NAIROBI, March 24 – A Kenyan court has ordered a company that is working to establish an avocado farm near the Amboseli National Park, a key wildlife and livestock habitat, to halt all its activities in the area until a lawsuit by a consortium of conservationists is heard on March 31.
Conservationists through Conservation Alliance of Kenya (CAK) had submitted an application in the National Environmental Tribunal seeking a cease and desist order against the company, KiliAvo Fresh Limited.
Masai landowners, whose land surrounds the avocado farm, have opposed the project on the grounds that it will interfere with the movement of their livestock and that the amount of groundwater abstracted for irrigation by the KiliAvo farm will cause streams and water springs to dry up. Migrating wildlife and local communities depend on the streams and springs for survival, they said.
The tribunal ordered that all activities by KiliAvo cease until a full hearing of the lawsuit; that the Kenya Wildlife Service (KWS) be enjoined as a party to the suit to help the tribunal to make a decision; and that KWS files a report identifying the Kimana Wildlife Corridor and state whether the KiliAvo property lies within that corridor.

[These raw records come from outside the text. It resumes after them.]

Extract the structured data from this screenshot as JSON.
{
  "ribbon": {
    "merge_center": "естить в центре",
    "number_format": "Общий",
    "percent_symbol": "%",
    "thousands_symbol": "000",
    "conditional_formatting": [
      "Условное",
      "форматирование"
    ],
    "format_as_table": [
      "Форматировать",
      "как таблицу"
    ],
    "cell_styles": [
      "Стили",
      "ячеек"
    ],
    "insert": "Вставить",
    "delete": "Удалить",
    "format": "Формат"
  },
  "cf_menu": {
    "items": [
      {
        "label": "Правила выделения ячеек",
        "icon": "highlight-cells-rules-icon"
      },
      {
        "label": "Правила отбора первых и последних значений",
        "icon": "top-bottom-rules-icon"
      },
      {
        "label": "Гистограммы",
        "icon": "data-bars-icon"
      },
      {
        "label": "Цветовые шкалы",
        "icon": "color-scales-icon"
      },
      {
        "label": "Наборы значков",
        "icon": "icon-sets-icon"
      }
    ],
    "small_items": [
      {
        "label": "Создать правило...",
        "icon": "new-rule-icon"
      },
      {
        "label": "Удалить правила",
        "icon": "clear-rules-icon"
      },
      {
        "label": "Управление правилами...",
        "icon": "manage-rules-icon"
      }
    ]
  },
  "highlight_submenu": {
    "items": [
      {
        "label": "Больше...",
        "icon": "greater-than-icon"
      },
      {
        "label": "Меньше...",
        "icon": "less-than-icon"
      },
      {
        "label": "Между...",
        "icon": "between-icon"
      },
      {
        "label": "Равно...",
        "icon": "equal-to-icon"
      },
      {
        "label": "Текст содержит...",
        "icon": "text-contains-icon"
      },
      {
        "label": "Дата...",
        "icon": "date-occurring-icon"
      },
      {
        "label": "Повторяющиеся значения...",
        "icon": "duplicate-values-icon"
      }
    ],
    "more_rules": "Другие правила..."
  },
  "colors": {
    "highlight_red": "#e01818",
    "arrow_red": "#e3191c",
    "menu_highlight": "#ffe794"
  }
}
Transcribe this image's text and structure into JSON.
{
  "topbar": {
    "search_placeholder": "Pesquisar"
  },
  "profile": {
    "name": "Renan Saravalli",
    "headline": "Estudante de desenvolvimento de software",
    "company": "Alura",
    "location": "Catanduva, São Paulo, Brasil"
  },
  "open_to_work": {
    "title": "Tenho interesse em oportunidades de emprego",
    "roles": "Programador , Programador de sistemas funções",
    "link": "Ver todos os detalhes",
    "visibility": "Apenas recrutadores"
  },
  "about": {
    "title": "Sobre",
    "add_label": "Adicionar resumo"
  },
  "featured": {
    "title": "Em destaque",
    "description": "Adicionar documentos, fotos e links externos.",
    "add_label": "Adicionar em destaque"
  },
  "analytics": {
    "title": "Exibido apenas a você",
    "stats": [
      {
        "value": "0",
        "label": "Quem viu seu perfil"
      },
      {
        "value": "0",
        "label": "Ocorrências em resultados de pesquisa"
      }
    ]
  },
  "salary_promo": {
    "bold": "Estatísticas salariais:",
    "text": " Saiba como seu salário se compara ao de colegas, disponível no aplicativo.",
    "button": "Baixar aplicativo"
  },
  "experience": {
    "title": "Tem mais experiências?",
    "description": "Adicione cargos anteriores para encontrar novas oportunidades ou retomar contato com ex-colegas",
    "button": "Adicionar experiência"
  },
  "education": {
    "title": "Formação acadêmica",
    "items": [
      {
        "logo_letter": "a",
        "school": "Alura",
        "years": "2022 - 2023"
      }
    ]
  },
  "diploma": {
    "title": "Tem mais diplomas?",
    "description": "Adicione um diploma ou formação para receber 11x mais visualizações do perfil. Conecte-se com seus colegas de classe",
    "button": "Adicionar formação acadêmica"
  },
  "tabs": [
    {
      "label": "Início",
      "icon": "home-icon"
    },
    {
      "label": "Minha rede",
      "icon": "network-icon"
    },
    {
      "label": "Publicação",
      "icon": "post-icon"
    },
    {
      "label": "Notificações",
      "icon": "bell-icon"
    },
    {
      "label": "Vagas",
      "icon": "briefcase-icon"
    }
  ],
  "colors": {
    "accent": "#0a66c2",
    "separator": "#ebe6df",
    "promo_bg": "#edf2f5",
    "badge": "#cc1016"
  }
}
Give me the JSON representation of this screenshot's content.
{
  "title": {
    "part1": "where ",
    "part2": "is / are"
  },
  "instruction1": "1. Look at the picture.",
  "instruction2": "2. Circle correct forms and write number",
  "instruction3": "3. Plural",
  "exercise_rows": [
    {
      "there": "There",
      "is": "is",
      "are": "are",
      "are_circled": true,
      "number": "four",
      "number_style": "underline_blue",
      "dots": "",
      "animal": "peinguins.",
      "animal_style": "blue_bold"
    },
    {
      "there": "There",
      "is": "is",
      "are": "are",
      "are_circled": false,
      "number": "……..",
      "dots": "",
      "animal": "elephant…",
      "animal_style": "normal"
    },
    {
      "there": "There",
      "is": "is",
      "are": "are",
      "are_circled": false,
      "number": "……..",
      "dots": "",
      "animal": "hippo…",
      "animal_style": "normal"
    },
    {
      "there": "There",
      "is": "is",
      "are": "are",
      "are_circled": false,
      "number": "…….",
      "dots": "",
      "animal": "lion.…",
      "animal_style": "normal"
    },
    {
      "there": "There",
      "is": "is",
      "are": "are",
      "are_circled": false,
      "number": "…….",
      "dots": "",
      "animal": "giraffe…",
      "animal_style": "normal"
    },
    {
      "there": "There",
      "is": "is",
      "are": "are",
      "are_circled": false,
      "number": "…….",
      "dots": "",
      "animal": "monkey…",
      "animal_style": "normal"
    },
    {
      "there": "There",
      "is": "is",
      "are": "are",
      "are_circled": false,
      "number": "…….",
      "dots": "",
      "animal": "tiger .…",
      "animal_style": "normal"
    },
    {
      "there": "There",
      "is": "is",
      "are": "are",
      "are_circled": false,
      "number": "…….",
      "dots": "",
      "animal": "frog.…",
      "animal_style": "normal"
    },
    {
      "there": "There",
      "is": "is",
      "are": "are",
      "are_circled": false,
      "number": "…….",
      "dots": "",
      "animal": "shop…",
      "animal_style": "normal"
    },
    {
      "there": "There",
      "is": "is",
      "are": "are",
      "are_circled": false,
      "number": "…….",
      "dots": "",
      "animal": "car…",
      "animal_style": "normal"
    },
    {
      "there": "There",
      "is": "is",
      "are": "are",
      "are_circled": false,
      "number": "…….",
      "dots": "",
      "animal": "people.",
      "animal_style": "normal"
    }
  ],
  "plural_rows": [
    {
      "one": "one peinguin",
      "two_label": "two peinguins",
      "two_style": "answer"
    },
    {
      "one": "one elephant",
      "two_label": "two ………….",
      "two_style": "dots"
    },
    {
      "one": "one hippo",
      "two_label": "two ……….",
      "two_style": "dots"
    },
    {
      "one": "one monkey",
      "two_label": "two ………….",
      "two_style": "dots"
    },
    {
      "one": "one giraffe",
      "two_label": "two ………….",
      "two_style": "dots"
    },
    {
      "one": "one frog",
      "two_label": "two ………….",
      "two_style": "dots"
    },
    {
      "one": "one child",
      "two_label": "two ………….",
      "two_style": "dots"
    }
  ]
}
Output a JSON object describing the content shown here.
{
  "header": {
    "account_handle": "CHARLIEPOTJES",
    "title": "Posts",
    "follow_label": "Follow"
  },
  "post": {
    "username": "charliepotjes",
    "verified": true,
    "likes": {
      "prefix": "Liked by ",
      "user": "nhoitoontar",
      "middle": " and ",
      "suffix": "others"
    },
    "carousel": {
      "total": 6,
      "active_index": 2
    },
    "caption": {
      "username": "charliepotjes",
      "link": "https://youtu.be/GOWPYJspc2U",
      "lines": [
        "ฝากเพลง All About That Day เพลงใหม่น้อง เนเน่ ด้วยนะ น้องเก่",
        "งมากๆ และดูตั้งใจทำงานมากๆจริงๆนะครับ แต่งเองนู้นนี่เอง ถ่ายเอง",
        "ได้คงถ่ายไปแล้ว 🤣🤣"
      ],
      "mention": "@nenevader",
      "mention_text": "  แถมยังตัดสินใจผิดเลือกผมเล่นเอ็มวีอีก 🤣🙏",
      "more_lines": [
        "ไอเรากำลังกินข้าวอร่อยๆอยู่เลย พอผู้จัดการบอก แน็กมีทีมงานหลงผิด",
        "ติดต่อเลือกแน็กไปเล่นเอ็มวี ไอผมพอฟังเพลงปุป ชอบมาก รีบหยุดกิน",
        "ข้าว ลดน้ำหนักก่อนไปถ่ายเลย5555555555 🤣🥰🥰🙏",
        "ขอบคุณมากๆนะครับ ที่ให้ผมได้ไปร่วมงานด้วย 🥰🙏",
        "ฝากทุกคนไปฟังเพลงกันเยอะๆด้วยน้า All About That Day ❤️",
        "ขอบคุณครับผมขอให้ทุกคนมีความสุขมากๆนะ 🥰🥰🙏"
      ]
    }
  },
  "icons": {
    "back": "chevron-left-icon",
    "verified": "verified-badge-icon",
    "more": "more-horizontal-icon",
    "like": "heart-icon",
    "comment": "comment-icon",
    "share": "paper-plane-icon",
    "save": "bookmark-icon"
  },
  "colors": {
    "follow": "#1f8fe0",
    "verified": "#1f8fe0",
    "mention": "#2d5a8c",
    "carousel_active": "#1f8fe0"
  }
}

The plaintiffs have quoted scientific evaluations that, they state, have found that the farm will endanger a critical habitat for elephants, lions, cheetahs, giraffes, zebras, gazelles and wildebeest, and interfere with corridors for species migrating between Amboseli, Chyulu Hills and the greater Tsavo ecosystem.